> **Problem to work on**: The records follow. Copy them exactly, but omit the pictures.

> **Provided information**:
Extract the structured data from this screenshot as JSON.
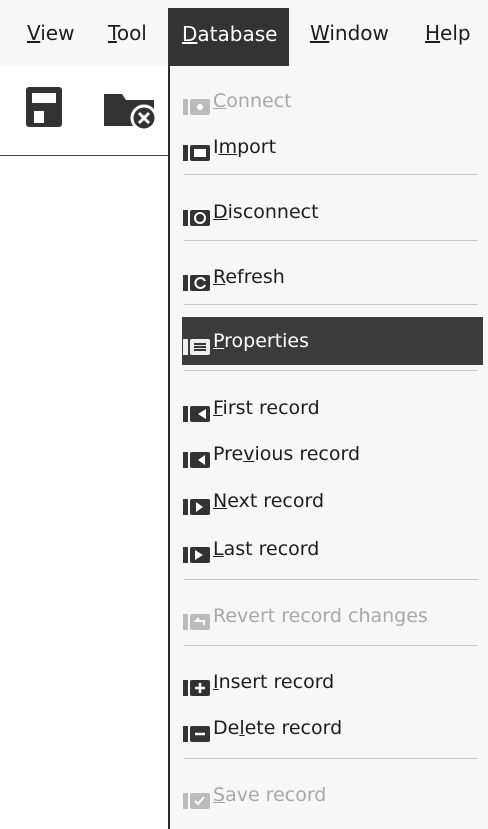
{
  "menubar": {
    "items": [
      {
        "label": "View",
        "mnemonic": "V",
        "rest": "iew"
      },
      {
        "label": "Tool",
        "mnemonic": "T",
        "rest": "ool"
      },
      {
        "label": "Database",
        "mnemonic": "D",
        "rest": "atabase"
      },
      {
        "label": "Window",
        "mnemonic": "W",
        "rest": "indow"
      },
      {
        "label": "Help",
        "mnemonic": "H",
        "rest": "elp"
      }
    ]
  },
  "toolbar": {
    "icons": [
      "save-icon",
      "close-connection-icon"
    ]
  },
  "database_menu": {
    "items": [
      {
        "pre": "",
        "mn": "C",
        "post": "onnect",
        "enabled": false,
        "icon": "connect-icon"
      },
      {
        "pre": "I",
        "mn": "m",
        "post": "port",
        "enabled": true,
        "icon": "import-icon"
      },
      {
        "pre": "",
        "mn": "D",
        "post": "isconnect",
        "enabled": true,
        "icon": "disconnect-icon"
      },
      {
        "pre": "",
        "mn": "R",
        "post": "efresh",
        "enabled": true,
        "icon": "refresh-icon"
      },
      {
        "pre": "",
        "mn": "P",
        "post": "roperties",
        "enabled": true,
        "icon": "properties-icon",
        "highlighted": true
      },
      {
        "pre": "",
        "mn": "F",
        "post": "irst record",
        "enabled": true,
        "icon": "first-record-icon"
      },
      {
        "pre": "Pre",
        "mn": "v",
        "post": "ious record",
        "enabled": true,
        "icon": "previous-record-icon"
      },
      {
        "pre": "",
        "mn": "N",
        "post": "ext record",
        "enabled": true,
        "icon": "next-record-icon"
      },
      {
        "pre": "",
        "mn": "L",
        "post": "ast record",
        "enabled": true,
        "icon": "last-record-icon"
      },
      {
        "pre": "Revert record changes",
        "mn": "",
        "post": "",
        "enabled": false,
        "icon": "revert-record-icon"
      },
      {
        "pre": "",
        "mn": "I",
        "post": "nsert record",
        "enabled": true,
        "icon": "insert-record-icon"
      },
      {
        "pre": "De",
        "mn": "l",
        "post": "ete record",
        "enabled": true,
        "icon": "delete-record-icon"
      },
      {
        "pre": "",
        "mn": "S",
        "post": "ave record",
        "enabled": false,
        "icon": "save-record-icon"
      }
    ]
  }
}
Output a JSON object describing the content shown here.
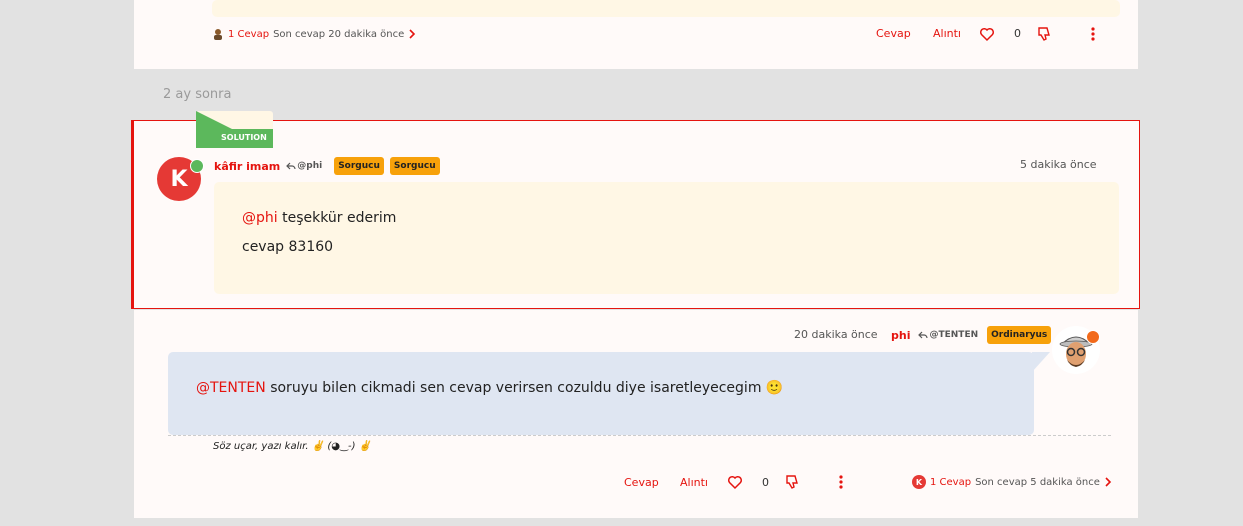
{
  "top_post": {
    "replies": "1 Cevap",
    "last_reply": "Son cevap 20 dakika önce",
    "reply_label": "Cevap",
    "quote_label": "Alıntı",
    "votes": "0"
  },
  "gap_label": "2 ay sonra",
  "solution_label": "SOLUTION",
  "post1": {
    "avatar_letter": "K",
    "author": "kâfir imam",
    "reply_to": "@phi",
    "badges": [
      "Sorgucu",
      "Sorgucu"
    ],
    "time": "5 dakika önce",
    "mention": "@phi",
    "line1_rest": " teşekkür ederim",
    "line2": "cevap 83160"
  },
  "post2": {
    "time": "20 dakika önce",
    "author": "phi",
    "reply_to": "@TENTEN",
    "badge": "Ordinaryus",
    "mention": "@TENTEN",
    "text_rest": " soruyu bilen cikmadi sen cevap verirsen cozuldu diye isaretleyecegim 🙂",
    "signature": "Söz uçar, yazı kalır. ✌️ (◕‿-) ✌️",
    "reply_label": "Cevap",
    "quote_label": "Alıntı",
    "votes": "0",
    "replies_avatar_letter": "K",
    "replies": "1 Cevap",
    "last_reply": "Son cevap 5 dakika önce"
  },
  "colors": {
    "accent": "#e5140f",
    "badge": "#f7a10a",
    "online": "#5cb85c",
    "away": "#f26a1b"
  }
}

> **Written response**:
Extract the structured data from this screenshot as JSON.
{
  "menubar": {
    "items": [
      {
        "label": "View",
        "mnemonic": "V",
        "rest": "iew"
      },
      {
        "label": "Tool",
        "mnemonic": "T",
        "rest": "ool"
      },
      {
        "label": "Database",
        "mnemonic": "D",
        "rest": "atabase"
      },
      {
        "label": "Window",
        "mnemonic": "W",
        "rest": "indow"
      },
      {
        "label": "Help",
        "mnemonic": "H",
        "rest": "elp"
      }
    ]
  },
  "toolbar": {
    "icons": [
      "save-icon",
      "close-connection-icon"
    ]
  },
  "database_menu": {
    "items": [
      {
        "pre": "",
        "mn": "C",
        "post": "onnect",
        "enabled": false,
        "icon": "connect-icon"
      },
      {
        "pre": "I",
        "mn": "m",
        "post": "port",
        "enabled": true,
        "icon": "import-icon"
      },
      {
        "pre": "",
        "mn": "D",
        "post": "isconnect",
        "enabled": true,
        "icon": "disconnect-icon"
      },
      {
        "pre": "",
        "mn": "R",
        "post": "efresh",
        "enabled": true,
        "icon": "refresh-icon"
      },
      {
        "pre": "",
        "mn": "P",
        "post": "roperties",
        "enabled": true,
        "icon": "properties-icon",
        "highlighted": true
      },
      {
        "pre": "",
        "mn": "F",
        "post": "irst record",
        "enabled": true,
        "icon": "first-record-icon"
      },
      {
        "pre": "Pre",
        "mn": "v",
        "post": "ious record",
        "enabled": true,
        "icon": "previous-record-icon"
      },
      {
        "pre": "",
        "mn": "N",
        "post": "ext record",
        "enabled": true,
        "icon": "next-record-icon"
      },
      {
        "pre": "",
        "mn": "L",
        "post": "ast record",
        "enabled": true,
        "icon": "last-record-icon"
      },
      {
        "pre": "Revert record changes",
        "mn": "",
        "post": "",
        "enabled": false,
        "icon": "revert-record-icon"
      },
      {
        "pre": "",
        "mn": "I",
        "post": "nsert record",
        "enabled": true,
        "icon": "insert-record-icon"
      },
      {
        "pre": "De",
        "mn": "l",
        "post": "ete record",
        "enabled": true,
        "icon": "delete-record-icon"
      },
      {
        "pre": "",
        "mn": "S",
        "post": "ave record",
        "enabled": false,
        "icon": "save-record-icon"
      }
    ]
  }
}
Output a JSON object describing the content shown here.
{
  "top_post": {
    "replies": "1 Cevap",
    "last_reply": "Son cevap 20 dakika önce",
    "reply_label": "Cevap",
    "quote_label": "Alıntı",
    "votes": "0"
  },
  "gap_label": "2 ay sonra",
  "solution_label": "SOLUTION",
  "post1": {
    "avatar_letter": "K",
    "author": "kâfir imam",
    "reply_to": "@phi",
    "badges": [
      "Sorgucu",
      "Sorgucu"
    ],
    "time": "5 dakika önce",
    "mention": "@phi",
    "line1_rest": " teşekkür ederim",
    "line2": "cevap 83160"
  },
  "post2": {
    "time": "20 dakika önce",
    "author": "phi",
    "reply_to": "@TENTEN",
    "badge": "Ordinaryus",
    "mention": "@TENTEN",
    "text_rest": " soruyu bilen cikmadi sen cevap verirsen cozuldu diye isaretleyecegim 🙂",
    "signature": "Söz uçar, yazı kalır. ✌️ (◕‿-) ✌️",
    "reply_label": "Cevap",
    "quote_label": "Alıntı",
    "votes": "0",
    "replies_avatar_letter": "K",
    "replies": "1 Cevap",
    "last_reply": "Son cevap 5 dakika önce"
  },
  "colors": {
    "accent": "#e5140f",
    "badge": "#f7a10a",
    "online": "#5cb85c",
    "away": "#f26a1b"
  }
}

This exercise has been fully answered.